The pre-dreadnaught battleship Maine was sunk in Havana Harbor on February 15, 1898. Today parts of the USS Maine are in Arlington National Cemetery. The sinking of the Maine helped lead the United States into the Spanish American War.
The 3rd Infantry Division was part of the American Expeditionary Force during World War I, where they earned their nickname “The Rock of the Marne.” On July 14, 1918, the division took part in Aisne-Marne Offensive. During a heavy German counter attack the division took up a defensive position along the Marne River in France. With other units retreating the 3rd Division stood their ground helping to stem the German offensive.

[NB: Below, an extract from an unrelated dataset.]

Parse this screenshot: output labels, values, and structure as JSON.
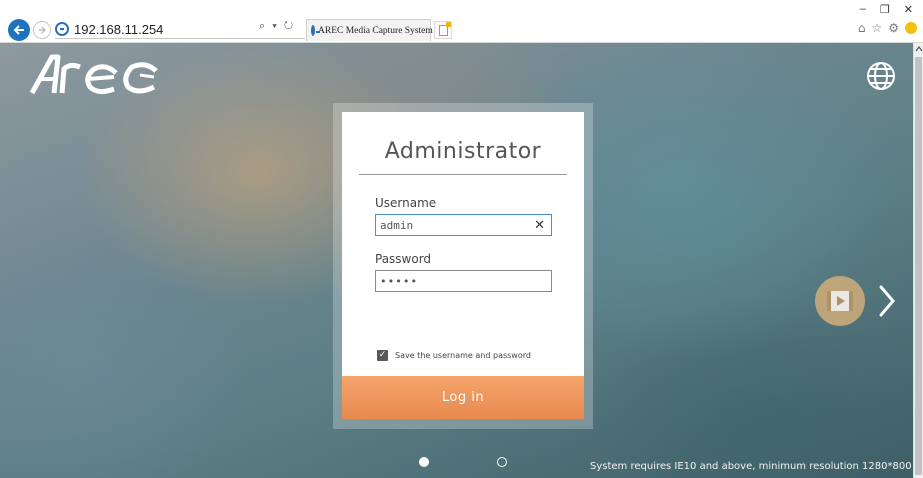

The imposing bow of the Iowa Class, USS Wisconsin looms over a city street in Norfolk Virginia.
The North Carolina Class battleship USS North Carolina is moored today in Wilmington, NC.
On D-Day, June 6th 1944, the American 2nd Ranger Battalion under the command of Lieutenant Colonel James Rudder, scaled the impressive cliffs of La-Pointe-du-Hoc to silence the massive German 155 Howitzer battery, that could fire on both Utah and Omaha Beaches. Using rocket propelled grappling hooks and scaling ladders the Ranger climbed from tossed and turned landing craft up the cliffs. When the Rangers reached the top they found the guns were not there. They were withdrawn about 1 mile to the rear, where the Rangers located and disabled the guns saving incalculable Allied lives.
Elements of the United States 1st Army, in the form of the 1st (The Big Red One) and 29th (Blue and Gray Division) Infantry Division’s hit Omaha Beach in-force at H-Hour 06:30. Omaha proved to be the worst in regards to terrain and casualties, of the five liberation beaches, a fact that was known to 1st Army commander Omar Bradley. The worst casualties were sustained by the Company A of the 116th Regimental Combat Team, 19th Division. The 116th came ashore near where the above picture was taken on Dog Green Sector of Omaha Beach, near the Vierville Draw. The landing craft dropped their ramps at 06:36 and all hell broke loose. By the time Company B of the 116th arrived 40 minutes later, Company A already had lost two-thirds of their men.
The American Cemetery at St-Laurent-sur-Mer sits atop the bluffs of Omaha Beach. The cemetery of 172.5 acres and the beach below the bluffs were given to the United States by the Nation of France. Today the cemetery is the final resting place of 9,387 American servicemen. The marble Crosses and Star’s of David face west toward the United States.